Around the world today Christians are celebrating the festival of Pentecost. Pentecost is a celebration of communication, because as we heard in the reading which re-told the story, the first Christians, empowered by the Holy Spirit, found that they were able to communicate the good news of their hope in Jesus to people in a way that they had never been able to do before. Pentecost was a Jewish festival, known in the Old Testament as the Feast of Weeks, because it came seven weeks after the feast of the Passover. Jews from around the known world were in Jerusalem to celebrate the festival together, and the disciples were meeting together in prayer and worship.
In John’s Gospel the coming of the Holy Spirit is connected with the first appearance of the resurrected Christ, but in the Acts of the Apostles, the Holy Spirit comes some time after Jesus has ascended into heaven. It is this later tradition which has stuck in our Christian year. That is why we celebrate it today, at some distance from the festivities of Easter. As the disciples are filled with the Holy Spirit on that first Pentecost morning, they begin to speak in languages which they have not learnt, and they spill out onto the street proclaiming the Gospel of Jesus in these languages which can be heard and understood by the onlookers. We call Pentecost the birthday of the Church, because for the first time the story of all that Christ has done is shared with people who will take it back to the far corners of the Roman’ Empire.
No longer is the good news of Jesus just for those who had known him personally, but it is now being communicated beyond the local to the global – in every language. So Pentecost is a festival of mission. It is a profound moment which alters the whole future of the Church. We remember on this day the way in which the Gospel spread through the first disciples of Christ to the ends of the known world. And we remember too our call to be a part of that mission here in this Parish. The first Pentecost was an incredible supernatural event of the outpouring of the Holy Spirit. Few of us this morning came to Church expecting something like that to happen to us here today. But wouldn’t it be a miracle of the same proportions, if by the Holy Spirit we as a community became able to communicate to those who live around us in a language which they can understand? And through actions which clearly identify the love of God working through each one of us?
Those first fearful disciples were transformed into men and women who were able to converse in every language and culture, that is why this is a celebration of communication. We who are the bearers of Christ’s good news today, are challenged by this story to seek the power and the wisdom of the Holy Spirit so that we too may be able to communicate effectively with those in the community who live around us. Remember what the spokeswoman said about the nuclear exercise in Romania this week? “no matter how ready you are, if there’s no communication the response will not work.”
So I ask us this morning on this Festival of Pentecost, what is there that we do at the moment that communicates something different in this place from the radical welcome and acceptance which Christ offers to all? What do we do, albeit unintentionally, that might detract from God’s good news of love and joy and peace? What more can we do to communicate with those who live around us, in a language which they will understand?

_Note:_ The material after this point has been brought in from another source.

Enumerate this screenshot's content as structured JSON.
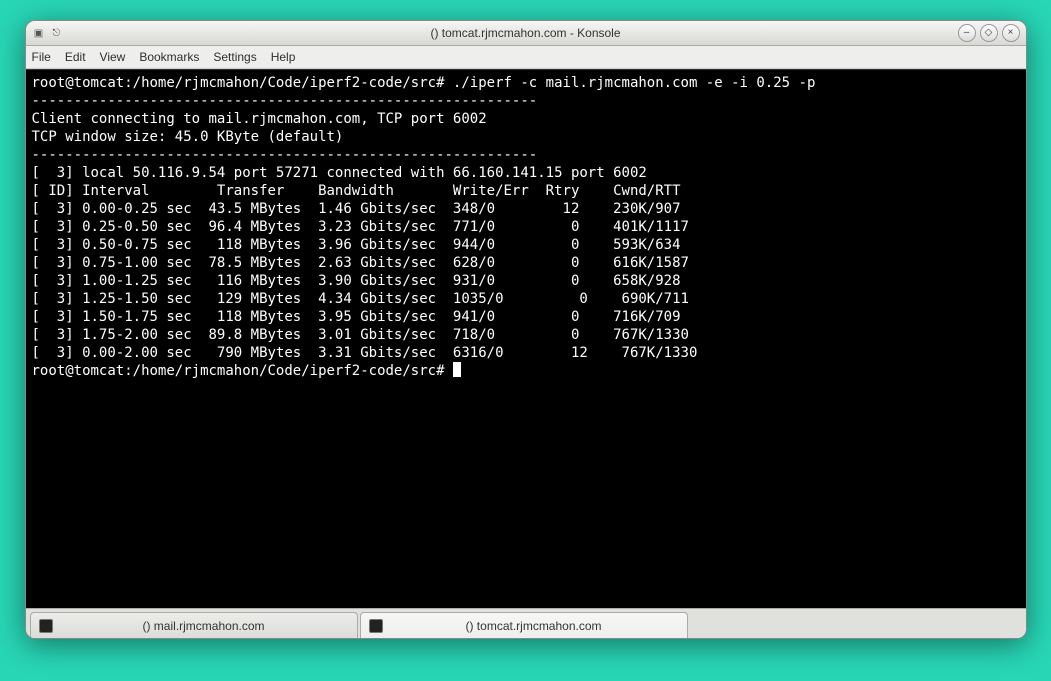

And remember: only a small part of any communication event is the words which we say. The most important thing is the body language, the actions, which go with it. Let us pray this Pentecost week for the guidance of the Holy Spirit that we may be an effective channel for the communication of the good news of Jesus which is the hope for all humanity, and with which we have been entrusted for the people of our Parish.